The return to risk appetite this week has been accompanied by a continuing rotation out of defensive stocks like consumer staples and into more cyclical financial and industrial stocks. Investors tend to buy cyclicals when they feel comfortable about the outlook for the economy and are prepared to take a chance on out of favour shares.
The third quarter results season has confirmed that the corporate trading environment is deteriorating less quickly than had been feared only a few weeks ago. With about 80% of the S&P 500 having announced results in the past few weeks, average earnings are running about 2.7% lower than the same quarter last year when profits were boosted by Donald Trump’s tax cuts.
More importantly than the reduction in earnings is the fact that profits had been expected to fall by more than 4% in the latest quarter. Markets move on changing expectations so the hope that the earnings recession of the first thee quarters of 2019 might have run its course has given investors a major fillip.
In other market news, Saudi Arabia confirmed this weekend that it will be bringing Aramco, the state-owned oil company, to market this year in a flotation that Crown Prince Mohammed bin Salman hopes will value the company at $2trn, making it the world’s biggest business by a considerable margin.
The investment banks handling the float are less optimistic but even they are clearly unsure what the appetite of the world’s investors will be for a company that holds the world’s largest oil reserves but also carries with it considerable political risk. The bankers are valuing the company at anywhere between about $1.2trn and $2.3trn, a massive spread that itself is bigger than the overall value of both the next biggest companies, Apple and Amazon.

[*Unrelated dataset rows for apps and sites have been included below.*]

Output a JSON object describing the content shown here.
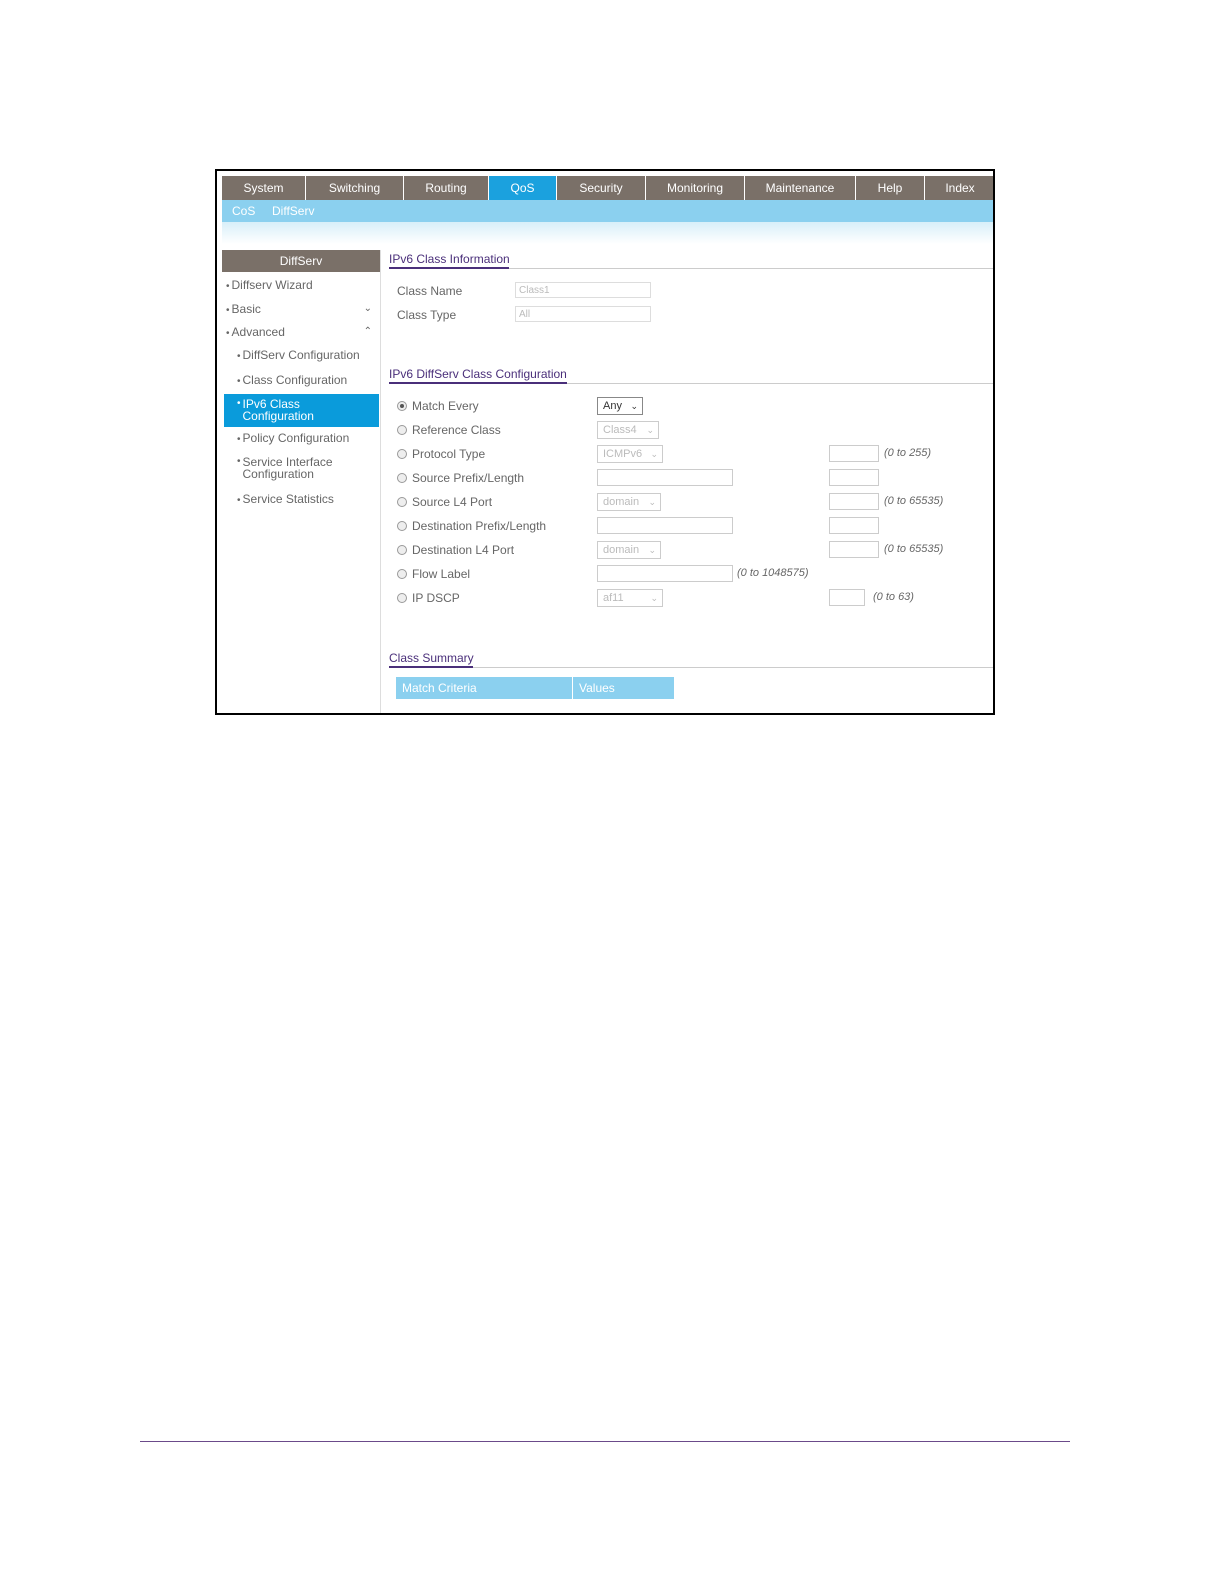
{
  "top_nav": [
    "System",
    "Switching",
    "Routing",
    "QoS",
    "Security",
    "Monitoring",
    "Maintenance",
    "Help",
    "Index"
  ],
  "top_nav_active": "QoS",
  "sub_nav": [
    "CoS",
    "DiffServ"
  ],
  "sidebar": {
    "title": "DiffServ",
    "items": [
      {
        "label": "Diffserv Wizard"
      },
      {
        "label": "Basic"
      },
      {
        "label": "Advanced"
      },
      {
        "label": "DiffServ Configuration"
      },
      {
        "label": "Class Configuration"
      },
      {
        "label": "IPv6 Class Configuration"
      },
      {
        "label": "Policy Configuration"
      },
      {
        "label": "Service Interface Configuration"
      },
      {
        "label": "Service Statistics"
      }
    ]
  },
  "class_info": {
    "title": "IPv6 Class Information",
    "class_name_label": "Class Name",
    "class_name_value": "Class1",
    "class_type_label": "Class Type",
    "class_type_value": "All"
  },
  "class_config": {
    "title": "IPv6 DiffServ Class Configuration",
    "rows": [
      {
        "label": "Match Every",
        "select": "Any",
        "range": ""
      },
      {
        "label": "Reference Class",
        "select": "Class4",
        "range": ""
      },
      {
        "label": "Protocol Type",
        "select": "ICMPv6",
        "range": "(0 to 255)"
      },
      {
        "label": "Source Prefix/Length",
        "select": "",
        "range": ""
      },
      {
        "label": "Source L4 Port",
        "select": "domain",
        "range": "(0 to 65535)"
      },
      {
        "label": "Destination Prefix/Length",
        "select": "",
        "range": ""
      },
      {
        "label": "Destination L4 Port",
        "select": "domain",
        "range": "(0 to 65535)"
      },
      {
        "label": "Flow Label",
        "select": "",
        "range": "(0 to 1048575)"
      },
      {
        "label": "IP DSCP",
        "select": "af11",
        "range": "(0 to 63)"
      }
    ]
  },
  "summary": {
    "title": "Class Summary",
    "columns": [
      "Match Criteria",
      "Values"
    ]
  }
}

A big test of the float will be the level of foreign investor demand, which will be looking for Aramco to be competitive with other, safer, energy investments. Aware of the challenge, the Saudis are tweaking tax rates and the proposed dividend payout of the company to increase the attractiveness of the stock.
On the domestic front, here in the UK, it’s all about the election now and for the next five or so weeks. With politics now fragmented along two different fault lines - an economic left-right split and an identity-focused Leave-Remain divide - this is the most unpredictable election in living memory. The challenge facing the pollsters has been increased further by the fact that the election will be held less than two weeks before Christmas when activists are less likely to want to be working the doorsteps in the cold and wet and many voters will have other things on their minds.
The four-way split pits ardent Remainers, the Lib Dems, against determined Leavers, the Brexit Party. Potentially caught in the tactical voting cross-fire will be the traditional parties, the Conservatives who have failed to deliver Brexit on the promised timetable and Labour, which has yet to really articulate, or even decide on, its Brexit position.
Add in Labour’s most radical economic manifesto since the 1970s and a Conservative Party that has abandoned the austerity of the past 10 years in a bid to out-promise Labour on its spending plans for the NHS and other public services and it is no wonder that voters are confused. Whoever wins the election it looks as if public spending as a proportion of GDP will soon return to its highest level in 40 years, according to analysis by the Resolution Foundation, a think tank.
How this all plays out in the financial markets remains to be seen. The pound, having bounced off its post-referendum lows of around $1.20 now looks rangebound at just under $1.30. The stock market is meanwhile taking its lead from Wall Street but remains a major underperformer this year with the FTSE 100 up by less than 10%.
The Prime Minister is running on a Let’s Get Brexit Done ticket. But investors accept that whatever the outcome of the election the uncertainty will continue. Getting Brexit Done would really just mean Getting Brexit Started.